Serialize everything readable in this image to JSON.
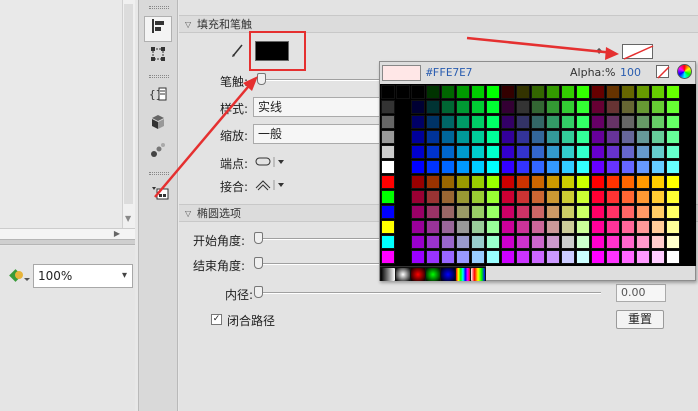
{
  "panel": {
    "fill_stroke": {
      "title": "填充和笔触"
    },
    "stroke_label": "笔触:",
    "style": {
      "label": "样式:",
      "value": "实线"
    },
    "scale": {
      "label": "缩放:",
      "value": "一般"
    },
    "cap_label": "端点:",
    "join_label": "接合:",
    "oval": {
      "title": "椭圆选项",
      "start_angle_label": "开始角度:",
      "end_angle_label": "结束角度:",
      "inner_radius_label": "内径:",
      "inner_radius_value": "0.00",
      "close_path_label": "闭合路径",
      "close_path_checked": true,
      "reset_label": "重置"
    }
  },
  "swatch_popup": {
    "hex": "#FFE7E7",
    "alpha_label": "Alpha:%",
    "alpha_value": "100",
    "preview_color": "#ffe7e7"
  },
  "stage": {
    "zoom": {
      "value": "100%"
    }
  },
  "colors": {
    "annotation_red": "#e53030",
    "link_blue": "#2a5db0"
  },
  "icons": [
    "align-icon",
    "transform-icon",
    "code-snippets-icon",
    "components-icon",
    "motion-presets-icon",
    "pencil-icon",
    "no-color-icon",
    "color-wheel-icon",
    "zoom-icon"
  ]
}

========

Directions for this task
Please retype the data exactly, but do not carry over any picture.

Solution to this task
Serialize everything readable in this image to JSON.
{
  "panel": {
    "fill_stroke": {
      "title": "填充和笔触"
    },
    "stroke_label": "笔触:",
    "style": {
      "label": "样式:",
      "value": "实线"
    },
    "scale": {
      "label": "缩放:",
      "value": "一般"
    },
    "cap_label": "端点:",
    "join_label": "接合:",
    "oval": {
      "title": "椭圆选项",
      "start_angle_label": "开始角度:",
      "end_angle_label": "结束角度:",
      "inner_radius_label": "内径:",
      "inner_radius_value": "0.00",
      "close_path_label": "闭合路径",
      "close_path_checked": true,
      "reset_label": "重置"
    }
  },
  "swatch_popup": {
    "hex": "#FFE7E7",
    "alpha_label": "Alpha:%",
    "alpha_value": "100",
    "preview_color": "#ffe7e7"
  },
  "stage": {
    "zoom": {
      "value": "100%"
    }
  },
  "colors": {
    "annotation_red": "#e53030",
    "link_blue": "#2a5db0"
  },
  "icons": [
    "align-icon",
    "transform-icon",
    "code-snippets-icon",
    "components-icon",
    "motion-presets-icon",
    "pencil-icon",
    "no-color-icon",
    "color-wheel-icon",
    "zoom-icon"
  ]
}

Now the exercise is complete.